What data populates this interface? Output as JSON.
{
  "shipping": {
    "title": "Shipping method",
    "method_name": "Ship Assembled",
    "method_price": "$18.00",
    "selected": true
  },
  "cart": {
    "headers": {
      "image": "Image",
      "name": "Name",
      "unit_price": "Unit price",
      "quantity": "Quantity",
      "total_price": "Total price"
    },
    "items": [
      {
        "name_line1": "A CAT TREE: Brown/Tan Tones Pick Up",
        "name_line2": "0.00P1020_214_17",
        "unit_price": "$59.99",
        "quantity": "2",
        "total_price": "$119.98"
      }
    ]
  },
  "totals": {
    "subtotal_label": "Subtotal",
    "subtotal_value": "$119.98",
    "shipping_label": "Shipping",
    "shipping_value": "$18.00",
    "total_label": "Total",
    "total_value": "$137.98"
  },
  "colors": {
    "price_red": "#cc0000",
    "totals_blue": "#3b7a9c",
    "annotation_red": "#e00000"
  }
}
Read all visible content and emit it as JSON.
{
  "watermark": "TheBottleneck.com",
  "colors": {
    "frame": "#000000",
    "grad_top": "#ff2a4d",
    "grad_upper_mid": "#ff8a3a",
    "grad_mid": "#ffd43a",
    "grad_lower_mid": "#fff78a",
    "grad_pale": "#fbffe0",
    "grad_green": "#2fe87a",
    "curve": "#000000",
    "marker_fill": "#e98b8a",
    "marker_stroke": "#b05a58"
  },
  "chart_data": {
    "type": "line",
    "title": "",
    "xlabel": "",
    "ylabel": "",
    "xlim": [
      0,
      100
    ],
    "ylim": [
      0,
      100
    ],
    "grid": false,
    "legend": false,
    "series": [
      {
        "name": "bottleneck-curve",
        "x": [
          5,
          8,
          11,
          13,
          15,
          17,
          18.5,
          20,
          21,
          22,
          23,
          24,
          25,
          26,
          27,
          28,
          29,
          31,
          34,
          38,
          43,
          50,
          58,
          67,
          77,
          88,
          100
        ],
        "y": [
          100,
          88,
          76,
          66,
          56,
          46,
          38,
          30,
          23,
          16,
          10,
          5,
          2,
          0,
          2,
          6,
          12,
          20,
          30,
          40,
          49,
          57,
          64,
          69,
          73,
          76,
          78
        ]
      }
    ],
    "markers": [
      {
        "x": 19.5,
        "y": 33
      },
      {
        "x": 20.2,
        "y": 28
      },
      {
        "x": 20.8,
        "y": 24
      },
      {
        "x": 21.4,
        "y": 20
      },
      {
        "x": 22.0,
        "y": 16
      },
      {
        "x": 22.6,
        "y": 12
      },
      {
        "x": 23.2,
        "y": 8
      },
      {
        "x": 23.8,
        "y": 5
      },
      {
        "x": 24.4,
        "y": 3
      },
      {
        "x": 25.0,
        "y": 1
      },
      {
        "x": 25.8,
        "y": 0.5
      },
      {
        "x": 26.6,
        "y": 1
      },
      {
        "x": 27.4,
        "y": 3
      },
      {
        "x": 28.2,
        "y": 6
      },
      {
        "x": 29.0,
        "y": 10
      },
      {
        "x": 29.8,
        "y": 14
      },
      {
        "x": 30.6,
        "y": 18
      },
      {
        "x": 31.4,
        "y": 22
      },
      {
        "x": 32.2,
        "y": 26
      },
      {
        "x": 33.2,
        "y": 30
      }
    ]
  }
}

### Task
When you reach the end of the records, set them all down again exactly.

### Response to the exercise
What data populates this interface? Output as JSON.
{
  "shipping": {
    "title": "Shipping method",
    "method_name": "Ship Assembled",
    "method_price": "$18.00",
    "selected": true
  },
  "cart": {
    "headers": {
      "image": "Image",
      "name": "Name",
      "unit_price": "Unit price",
      "quantity": "Quantity",
      "total_price": "Total price"
    },
    "items": [
      {
        "name_line1": "A CAT TREE: Brown/Tan Tones Pick Up",
        "name_line2": "0.00P1020_214_17",
        "unit_price": "$59.99",
        "quantity": "2",
        "total_price": "$119.98"
      }
    ]
  },
  "totals": {
    "subtotal_label": "Subtotal",
    "subtotal_value": "$119.98",
    "shipping_label": "Shipping",
    "shipping_value": "$18.00",
    "total_label": "Total",
    "total_value": "$137.98"
  },
  "colors": {
    "price_red": "#cc0000",
    "totals_blue": "#3b7a9c",
    "annotation_red": "#e00000"
  }
}
Read all visible content and emit it as JSON.
{
  "watermark": "TheBottleneck.com",
  "colors": {
    "frame": "#000000",
    "grad_top": "#ff2a4d",
    "grad_upper_mid": "#ff8a3a",
    "grad_mid": "#ffd43a",
    "grad_lower_mid": "#fff78a",
    "grad_pale": "#fbffe0",
    "grad_green": "#2fe87a",
    "curve": "#000000",
    "marker_fill": "#e98b8a",
    "marker_stroke": "#b05a58"
  },
  "chart_data": {
    "type": "line",
    "title": "",
    "xlabel": "",
    "ylabel": "",
    "xlim": [
      0,
      100
    ],
    "ylim": [
      0,
      100
    ],
    "grid": false,
    "legend": false,
    "series": [
      {
        "name": "bottleneck-curve",
        "x": [
          5,
          8,
          11,
          13,
          15,
          17,
          18.5,
          20,
          21,
          22,
          23,
          24,
          25,
          26,
          27,
          28,
          29,
          31,
          34,
          38,
          43,
          50,
          58,
          67,
          77,
          88,
          100
        ],
        "y": [
          100,
          88,
          76,
          66,
          56,
          46,
          38,
          30,
          23,
          16,
          10,
          5,
          2,
          0,
          2,
          6,
          12,
          20,
          30,
          40,
          49,
          57,
          64,
          69,
          73,
          76,
          78
        ]
      }
    ],
    "markers": [
      {
        "x": 19.5,
        "y": 33
      },
      {
        "x": 20.2,
        "y": 28
      },
      {
        "x": 20.8,
        "y": 24
      },
      {
        "x": 21.4,
        "y": 20
      },
      {
        "x": 22.0,
        "y": 16
      },
      {
        "x": 22.6,
        "y": 12
      },
      {
        "x": 23.2,
        "y": 8
      },
      {
        "x": 23.8,
        "y": 5
      },
      {
        "x": 24.4,
        "y": 3
      },
      {
        "x": 25.0,
        "y": 1
      },
      {
        "x": 25.8,
        "y": 0.5
      },
      {
        "x": 26.6,
        "y": 1
      },
      {
        "x": 27.4,
        "y": 3
      },
      {
        "x": 28.2,
        "y": 6
      },
      {
        "x": 29.0,
        "y": 10
      },
      {
        "x": 29.8,
        "y": 14
      },
      {
        "x": 30.6,
        "y": 18
      },
      {
        "x": 31.4,
        "y": 22
      },
      {
        "x": 32.2,
        "y": 26
      },
      {
        "x": 33.2,
        "y": 30
      }
    ]
  }
}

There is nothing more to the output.